Woodridge boys track looks to run with state's elite again

Steve Batko
Correspondent
Woodridge Bulldogs

Losing the 2020 track and field season hurt in many ways, but with an influx of a new spring, there is plenty of hope in the Woodridge boys team camp.

“Losing that normal year of progression is bigger than it would seem,” said Scott Mercer, the third-year Woodridge head coach who enters his 14th year overall.

“Our seniors were sophomores the last time they competed,” added Mercer. “Freshman and sophomore boys don’t typically shoulder a lot of responsibility and are eased into being counted on.”

Besides having to determine team depth charts in so many events, there are many more factors in play – both for the coaches and then for the student athletes.

“These kids have all lost a step in the progression and will be asked to jump into roles right now that they aren’t necessarily properly prepared for,” declared Mercer, a 1984 Bulldog graduate who has state championships in both track and cross country.

As for safety protocol measures, the team is in great shape and hopes to have a full season.

“The kids have done a fantastic job following all the guidelines for COVID,” explained Mercer. “Our normal routines have been significantly changed, but the kids have seamlessly adjusted.”

This spring will mark the track debut of Woodridge competing in the Metro Athletic Conference.

Woodridge has captured a league title for 12 consecutive years and looks to be a threat this season as well.

The season opener for Woodridge is April 3 as the Bulldogs will compete at the April Fool’s Triangular at home against league rival Lodi Cloverleaf and Orrville.

“Going into the start of the 2021 track and field season, we really only know what we can expect out of our distance crew,” said Mercer.

“Lucky for us, we have the Division II state champion cross country team and it is led by the individual state champion in Ryan Champa, and that is a solid foundation for the team."

Having an individual state cross country champion like Champa really helps a senior class. Champa ran 10th in Ohio in the 3,200-meter race in 2019.

In addition, Woodridge also has senior distance runners Caden Hibbs and Zayd Elkurd returning for what promises to be a banner final season.

Hibbs ran in the 3,200-meter relay that was fourth in Ohio in 2019 and the regional qualifying 1,600-meter relay.

Elkurd ran a leg in that very same state-placing 3,200-meter relay when Woodridge shined in the regional championships in 2019.

“We expect a lot this season from Hibbs and Elkurd and they will score big for us,” said the coach.

In addition, senior twin brothers are back in Andrew Lauck and Ryan Lauck, who along with junior standout Aaron Dutt, sophomore Seth Singer, and junior Drew Shaheen, competed in the cross-country championships.

“We obviously have a lot of experience in our distance running and versatility,” remarked Mercer. “The Lauck twins both have great experience in the mile and two-mile races.”

“I think as the season progresses, all of our kids will find their niche, and I also think that some of the distance runners and our depth will fall down into the 400-meter range to help and also compete in the relay events,” he added.

Senior thrower Angelo Regec is back after a successful 2019 campaign.
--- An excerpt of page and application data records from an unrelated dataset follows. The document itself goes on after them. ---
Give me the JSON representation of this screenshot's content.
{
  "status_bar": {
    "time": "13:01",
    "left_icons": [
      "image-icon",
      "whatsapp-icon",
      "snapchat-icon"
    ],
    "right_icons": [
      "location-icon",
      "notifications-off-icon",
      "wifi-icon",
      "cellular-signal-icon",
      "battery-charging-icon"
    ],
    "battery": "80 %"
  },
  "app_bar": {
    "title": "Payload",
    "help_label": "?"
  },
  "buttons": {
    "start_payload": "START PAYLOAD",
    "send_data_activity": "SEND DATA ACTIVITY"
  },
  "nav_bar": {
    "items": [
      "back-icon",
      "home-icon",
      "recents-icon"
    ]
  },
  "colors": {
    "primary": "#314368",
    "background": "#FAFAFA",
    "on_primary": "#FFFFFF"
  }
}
He will throw the shot put and discus.

“Angelo performed well as a sophomore and he could be poised for a big year,” said Mercer.

Other returning seniors who may be solid scorers include Dom Stasik (sprints, sprint relays), Nic Tafini (hurdles), Jacob Looman (sprints, sprint relays, and Jacob Samerdak (throws).

Kyle Carey is another junior that also brings solid experience, according to Mercer.

“This year, Kyle will be our top returning 400-meter runner,” said Mercer.

Mercer also believes that junior Cooper Defrange will also help the club with his versatility.

“Cooper will contribute in the high jump, long jump, and pole vault,” said the coach.

Junior newcomer Kaeden Cyc is another quality thrower for the Bulldogs, along with sophomore standout Oliver Mayer. Woodridge has depth in the weights.

Woodridge also has young sprint talent, led by freshman Jack Novak.

“Jack potentially could be our most talented sprinter in the 100,” offered Mercer.

The coaching staff includes co-head coaches Jeff Howard (the girls head coach and cross-country head coach) and Mercer, who helps instruct all over and including sprinters, plus assistant coaches Mike Duve (sprints/hurdles/long jump), Aaron Mayer (throws), Brian Davis (pole vault), Jacob Mally (sprints/jumps), volunteer pole vault coach Reece Mercer, and strength and conditioning coach Dominic Ravanelli.

Woodridge will open the MAC April 6 at home in a tri-meet against Field and Springfield. The MAC Championships are set for May 13 and will be hosted by Ravenna.

“This is the first year of our new conference and we expect to challenge for the championship as our strength and depth in the middle distance and distance events will put us in a solid position,” said Mercer.

Coming off of a district title in 2019, the Bulldogs will test the Division II waters this season and hope to be in the mix for a promising post season as well.

“Our first goal is to put ourselves in a position to challenge for a league title this season,” said Mercer.